I think it’s a great experiment and I’m honestly impressed if they can produce a company culture where an employee feels safe admitting they’re going on an interview. I love that companies are experimenting and blogging/podcasting on how it’s going. I also think the alumni idea is a great way to keep people motivated and maintain a good relationship with your local development community. I know some of the best recruiters I had were former employees who could explain why they left the company, but how it was a great opportunity if you were a good fit.

Development Podcasts

Here’s my current podcast development list:

Ruby Rogues is the default Ruby weekly Ruby podcast, plus they cover some non-Ruby topics here and there. It’s going on 4+ years now and still maintains a good degree of relevance.

This is the oldest of the Thoughtbot podcasts. It covers a host of topics including some software management.

The Hanselminutes Podcast

Hanselminutes is my concession to keeping up with the .NET world and perspective. Hansel is very good about not diving deep on MS specific topics too often. And I just love his nearly dead podcast This Developer’s Life.

This has been along forever associated with IEEE. I get the sense as the topics are tending towards less enterprisey that IEEE is finally catching up with the post Agile/Lean software world.

This is a great little technical podcast with two Thoughbotters. They go deep on Rails, but swing into other technologies they’re playing with.

Charles Lowell is a really old podcaster from the Drunk and Retired podcast. His company does a lot of Ember currently, but the often wander off into all sorts of technical topics.
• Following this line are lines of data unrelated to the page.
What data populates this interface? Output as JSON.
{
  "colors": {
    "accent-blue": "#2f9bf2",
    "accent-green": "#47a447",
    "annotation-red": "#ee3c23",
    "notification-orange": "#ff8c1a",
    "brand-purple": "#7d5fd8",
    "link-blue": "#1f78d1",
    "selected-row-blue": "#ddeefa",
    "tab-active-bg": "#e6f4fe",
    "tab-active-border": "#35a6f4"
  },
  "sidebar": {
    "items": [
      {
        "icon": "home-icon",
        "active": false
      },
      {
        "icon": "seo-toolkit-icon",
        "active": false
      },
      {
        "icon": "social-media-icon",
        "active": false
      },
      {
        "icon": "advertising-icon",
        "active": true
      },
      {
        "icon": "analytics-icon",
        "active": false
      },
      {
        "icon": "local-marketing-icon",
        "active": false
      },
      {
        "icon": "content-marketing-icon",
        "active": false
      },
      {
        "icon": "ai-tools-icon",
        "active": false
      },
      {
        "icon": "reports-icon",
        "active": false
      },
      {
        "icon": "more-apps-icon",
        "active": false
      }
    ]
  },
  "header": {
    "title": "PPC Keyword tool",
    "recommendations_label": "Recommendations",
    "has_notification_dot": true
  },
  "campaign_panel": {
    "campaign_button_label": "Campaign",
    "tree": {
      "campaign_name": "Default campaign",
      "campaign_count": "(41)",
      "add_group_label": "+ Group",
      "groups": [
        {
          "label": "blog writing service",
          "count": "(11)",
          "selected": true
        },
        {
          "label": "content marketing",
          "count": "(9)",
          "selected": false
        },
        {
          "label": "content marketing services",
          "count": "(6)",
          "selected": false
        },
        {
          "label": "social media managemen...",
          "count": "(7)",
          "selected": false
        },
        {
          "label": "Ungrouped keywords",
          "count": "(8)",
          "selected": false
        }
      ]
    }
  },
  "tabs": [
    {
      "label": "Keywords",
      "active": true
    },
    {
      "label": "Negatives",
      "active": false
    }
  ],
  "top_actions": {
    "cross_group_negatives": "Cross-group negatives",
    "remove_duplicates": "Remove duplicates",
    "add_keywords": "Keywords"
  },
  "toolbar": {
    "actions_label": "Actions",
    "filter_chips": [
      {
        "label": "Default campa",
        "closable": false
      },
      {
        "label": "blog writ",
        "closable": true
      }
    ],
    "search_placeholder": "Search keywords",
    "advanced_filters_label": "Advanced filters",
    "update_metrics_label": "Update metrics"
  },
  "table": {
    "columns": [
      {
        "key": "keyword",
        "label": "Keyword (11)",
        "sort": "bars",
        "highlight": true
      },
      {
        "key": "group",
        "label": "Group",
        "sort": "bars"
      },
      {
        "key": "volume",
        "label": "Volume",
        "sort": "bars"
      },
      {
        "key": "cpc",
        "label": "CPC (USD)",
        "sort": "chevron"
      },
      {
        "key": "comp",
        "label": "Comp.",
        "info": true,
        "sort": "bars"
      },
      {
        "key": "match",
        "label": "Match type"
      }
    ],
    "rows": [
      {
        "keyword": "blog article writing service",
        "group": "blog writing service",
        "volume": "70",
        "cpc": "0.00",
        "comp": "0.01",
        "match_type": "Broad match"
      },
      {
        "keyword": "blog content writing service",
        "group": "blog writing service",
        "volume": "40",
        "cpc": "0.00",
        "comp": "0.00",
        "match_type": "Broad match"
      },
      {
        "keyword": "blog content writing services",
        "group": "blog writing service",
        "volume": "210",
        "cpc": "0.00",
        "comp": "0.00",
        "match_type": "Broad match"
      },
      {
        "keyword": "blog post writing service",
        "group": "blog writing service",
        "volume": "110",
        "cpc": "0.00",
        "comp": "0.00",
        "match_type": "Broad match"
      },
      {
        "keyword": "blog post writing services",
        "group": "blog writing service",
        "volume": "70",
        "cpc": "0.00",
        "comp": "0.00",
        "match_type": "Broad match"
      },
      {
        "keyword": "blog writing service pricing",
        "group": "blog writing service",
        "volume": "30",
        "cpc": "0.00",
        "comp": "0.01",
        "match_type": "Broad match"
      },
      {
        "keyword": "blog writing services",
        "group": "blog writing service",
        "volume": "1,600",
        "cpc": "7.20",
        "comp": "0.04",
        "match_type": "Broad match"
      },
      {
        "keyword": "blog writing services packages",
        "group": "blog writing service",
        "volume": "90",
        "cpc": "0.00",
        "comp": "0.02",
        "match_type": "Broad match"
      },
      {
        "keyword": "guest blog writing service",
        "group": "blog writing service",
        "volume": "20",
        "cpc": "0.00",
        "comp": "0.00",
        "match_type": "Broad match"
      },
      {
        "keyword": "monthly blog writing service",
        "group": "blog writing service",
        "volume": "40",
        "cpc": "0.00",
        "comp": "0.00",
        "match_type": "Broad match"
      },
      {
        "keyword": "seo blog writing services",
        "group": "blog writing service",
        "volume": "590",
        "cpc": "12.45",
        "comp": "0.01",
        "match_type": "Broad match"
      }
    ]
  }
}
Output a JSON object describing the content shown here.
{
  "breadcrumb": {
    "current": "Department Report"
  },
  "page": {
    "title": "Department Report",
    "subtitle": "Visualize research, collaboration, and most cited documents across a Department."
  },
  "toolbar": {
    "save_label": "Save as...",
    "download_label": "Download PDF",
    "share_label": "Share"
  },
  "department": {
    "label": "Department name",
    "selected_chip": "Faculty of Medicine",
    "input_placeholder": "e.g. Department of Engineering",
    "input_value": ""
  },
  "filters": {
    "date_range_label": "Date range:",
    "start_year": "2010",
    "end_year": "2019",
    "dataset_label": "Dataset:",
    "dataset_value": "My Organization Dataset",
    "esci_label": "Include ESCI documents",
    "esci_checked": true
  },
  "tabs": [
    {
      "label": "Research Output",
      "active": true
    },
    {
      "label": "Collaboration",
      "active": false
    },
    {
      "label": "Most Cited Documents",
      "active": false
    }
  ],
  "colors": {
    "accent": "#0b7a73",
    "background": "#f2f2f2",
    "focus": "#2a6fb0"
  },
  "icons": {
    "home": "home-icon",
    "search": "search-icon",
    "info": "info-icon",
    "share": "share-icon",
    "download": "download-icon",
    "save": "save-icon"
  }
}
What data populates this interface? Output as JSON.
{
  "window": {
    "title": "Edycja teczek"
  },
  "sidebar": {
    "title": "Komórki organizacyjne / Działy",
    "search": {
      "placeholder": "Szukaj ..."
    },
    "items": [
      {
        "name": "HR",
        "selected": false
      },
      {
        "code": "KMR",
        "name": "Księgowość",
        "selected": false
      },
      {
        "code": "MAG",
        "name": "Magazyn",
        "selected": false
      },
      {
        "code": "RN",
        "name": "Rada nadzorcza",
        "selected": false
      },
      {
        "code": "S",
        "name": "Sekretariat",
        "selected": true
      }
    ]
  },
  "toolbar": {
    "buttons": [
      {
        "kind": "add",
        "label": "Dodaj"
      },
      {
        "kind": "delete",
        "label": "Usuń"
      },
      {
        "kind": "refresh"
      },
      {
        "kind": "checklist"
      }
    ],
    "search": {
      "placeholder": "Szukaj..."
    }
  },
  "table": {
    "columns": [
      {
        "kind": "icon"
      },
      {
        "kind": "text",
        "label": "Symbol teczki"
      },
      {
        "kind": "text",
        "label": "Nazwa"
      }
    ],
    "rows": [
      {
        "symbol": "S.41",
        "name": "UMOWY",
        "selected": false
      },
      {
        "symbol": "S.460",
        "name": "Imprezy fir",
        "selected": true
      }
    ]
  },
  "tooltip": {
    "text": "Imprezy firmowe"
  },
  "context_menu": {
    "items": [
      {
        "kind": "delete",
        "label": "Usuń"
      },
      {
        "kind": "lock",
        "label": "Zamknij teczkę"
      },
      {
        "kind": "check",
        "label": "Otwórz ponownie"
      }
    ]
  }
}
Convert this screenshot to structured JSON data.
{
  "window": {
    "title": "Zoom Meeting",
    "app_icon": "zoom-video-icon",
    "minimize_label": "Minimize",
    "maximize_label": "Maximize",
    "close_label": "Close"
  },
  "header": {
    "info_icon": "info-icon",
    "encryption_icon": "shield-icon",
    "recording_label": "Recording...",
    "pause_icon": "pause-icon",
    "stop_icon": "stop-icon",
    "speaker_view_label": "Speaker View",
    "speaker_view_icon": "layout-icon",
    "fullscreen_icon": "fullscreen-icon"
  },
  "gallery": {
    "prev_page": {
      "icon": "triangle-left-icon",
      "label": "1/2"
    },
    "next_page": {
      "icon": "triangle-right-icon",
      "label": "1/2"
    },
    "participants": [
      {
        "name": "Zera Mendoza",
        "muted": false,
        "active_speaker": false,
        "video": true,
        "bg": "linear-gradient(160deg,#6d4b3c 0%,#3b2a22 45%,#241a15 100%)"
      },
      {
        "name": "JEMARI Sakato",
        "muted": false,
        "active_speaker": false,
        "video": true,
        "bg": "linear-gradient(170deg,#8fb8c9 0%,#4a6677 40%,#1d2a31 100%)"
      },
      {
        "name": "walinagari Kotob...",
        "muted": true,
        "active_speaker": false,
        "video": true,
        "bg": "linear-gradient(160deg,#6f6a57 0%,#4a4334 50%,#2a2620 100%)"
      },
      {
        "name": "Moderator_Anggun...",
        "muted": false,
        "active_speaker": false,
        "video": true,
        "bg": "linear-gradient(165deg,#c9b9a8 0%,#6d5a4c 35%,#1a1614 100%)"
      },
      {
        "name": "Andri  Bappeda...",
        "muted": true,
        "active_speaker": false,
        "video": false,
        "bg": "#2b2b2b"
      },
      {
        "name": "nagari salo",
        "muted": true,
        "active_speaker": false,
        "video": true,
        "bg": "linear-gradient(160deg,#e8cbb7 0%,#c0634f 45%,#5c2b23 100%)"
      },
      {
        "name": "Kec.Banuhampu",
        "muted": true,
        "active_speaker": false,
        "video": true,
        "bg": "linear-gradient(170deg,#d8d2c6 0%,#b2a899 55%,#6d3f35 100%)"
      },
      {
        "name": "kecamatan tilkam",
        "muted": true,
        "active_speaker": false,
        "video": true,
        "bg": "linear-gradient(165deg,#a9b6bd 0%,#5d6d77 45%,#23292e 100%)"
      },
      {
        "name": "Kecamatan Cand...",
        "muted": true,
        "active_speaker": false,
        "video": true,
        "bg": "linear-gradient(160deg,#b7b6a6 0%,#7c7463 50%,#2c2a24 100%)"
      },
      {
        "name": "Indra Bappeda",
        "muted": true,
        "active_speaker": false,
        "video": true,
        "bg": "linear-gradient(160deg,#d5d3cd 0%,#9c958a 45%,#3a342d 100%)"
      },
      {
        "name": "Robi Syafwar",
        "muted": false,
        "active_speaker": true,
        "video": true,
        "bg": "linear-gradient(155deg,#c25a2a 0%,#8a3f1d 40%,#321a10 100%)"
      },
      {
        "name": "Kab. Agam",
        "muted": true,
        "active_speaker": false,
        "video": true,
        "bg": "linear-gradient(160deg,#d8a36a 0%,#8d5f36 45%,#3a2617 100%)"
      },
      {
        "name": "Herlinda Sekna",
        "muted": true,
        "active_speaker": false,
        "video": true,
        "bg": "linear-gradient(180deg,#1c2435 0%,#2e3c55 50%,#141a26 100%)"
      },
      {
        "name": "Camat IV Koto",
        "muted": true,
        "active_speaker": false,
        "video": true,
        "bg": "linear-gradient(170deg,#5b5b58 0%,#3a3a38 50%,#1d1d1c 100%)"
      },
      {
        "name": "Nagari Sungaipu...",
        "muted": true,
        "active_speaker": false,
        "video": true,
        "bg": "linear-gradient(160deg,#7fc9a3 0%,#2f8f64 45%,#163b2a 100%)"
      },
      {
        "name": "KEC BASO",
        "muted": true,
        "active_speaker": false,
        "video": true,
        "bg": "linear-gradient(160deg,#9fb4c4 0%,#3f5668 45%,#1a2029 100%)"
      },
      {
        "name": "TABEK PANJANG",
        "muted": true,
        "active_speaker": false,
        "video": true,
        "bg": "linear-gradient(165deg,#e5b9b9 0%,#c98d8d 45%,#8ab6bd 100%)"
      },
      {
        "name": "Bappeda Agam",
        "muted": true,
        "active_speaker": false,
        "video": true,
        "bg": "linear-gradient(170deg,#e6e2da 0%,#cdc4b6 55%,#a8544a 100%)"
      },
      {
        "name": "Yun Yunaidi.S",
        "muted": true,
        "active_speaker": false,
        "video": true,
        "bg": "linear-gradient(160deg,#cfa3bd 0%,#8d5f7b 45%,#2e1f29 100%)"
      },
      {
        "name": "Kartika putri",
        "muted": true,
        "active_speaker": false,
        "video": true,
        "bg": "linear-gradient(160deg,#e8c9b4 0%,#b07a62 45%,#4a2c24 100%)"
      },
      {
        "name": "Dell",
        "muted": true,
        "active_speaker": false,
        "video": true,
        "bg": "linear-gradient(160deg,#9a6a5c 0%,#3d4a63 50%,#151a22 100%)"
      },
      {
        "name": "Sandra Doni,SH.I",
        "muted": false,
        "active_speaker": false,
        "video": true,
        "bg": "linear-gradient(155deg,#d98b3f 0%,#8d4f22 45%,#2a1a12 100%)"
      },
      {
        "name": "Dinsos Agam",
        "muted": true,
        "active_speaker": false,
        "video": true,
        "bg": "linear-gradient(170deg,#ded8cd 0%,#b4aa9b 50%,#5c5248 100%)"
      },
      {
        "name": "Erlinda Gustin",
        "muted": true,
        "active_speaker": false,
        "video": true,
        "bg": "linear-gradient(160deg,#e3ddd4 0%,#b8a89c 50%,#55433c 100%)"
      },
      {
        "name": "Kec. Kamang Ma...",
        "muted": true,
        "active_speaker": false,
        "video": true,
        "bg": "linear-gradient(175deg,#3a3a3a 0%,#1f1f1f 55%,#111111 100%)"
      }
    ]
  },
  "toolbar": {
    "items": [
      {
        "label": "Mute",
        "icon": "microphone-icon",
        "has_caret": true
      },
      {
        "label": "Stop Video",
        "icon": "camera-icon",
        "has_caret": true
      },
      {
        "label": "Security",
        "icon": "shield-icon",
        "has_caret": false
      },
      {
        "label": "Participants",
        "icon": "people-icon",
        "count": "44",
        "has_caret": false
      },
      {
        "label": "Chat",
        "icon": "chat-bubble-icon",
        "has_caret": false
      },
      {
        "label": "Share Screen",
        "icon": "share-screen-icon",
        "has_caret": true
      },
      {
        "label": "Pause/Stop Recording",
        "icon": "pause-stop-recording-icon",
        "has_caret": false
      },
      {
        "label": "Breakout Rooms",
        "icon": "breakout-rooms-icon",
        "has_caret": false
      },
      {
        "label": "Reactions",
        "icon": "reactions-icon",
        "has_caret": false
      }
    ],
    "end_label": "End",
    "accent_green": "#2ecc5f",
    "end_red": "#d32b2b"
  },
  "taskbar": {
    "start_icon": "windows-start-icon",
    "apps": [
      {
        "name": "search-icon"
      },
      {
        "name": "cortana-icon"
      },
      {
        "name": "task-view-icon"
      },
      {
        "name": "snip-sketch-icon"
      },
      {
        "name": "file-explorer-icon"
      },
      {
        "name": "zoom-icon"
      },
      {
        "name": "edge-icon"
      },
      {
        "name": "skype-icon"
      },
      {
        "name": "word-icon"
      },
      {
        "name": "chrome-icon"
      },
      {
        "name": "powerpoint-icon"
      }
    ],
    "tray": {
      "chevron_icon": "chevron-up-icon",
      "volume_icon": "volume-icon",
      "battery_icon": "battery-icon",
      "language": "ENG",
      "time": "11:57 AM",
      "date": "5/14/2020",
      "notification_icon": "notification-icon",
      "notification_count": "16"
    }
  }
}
Turing Incomplete is a little gem I found a few months ago. It’s four developers from Philly who talk about what they’re learning each week, recent conference talks, or even cool keyboards.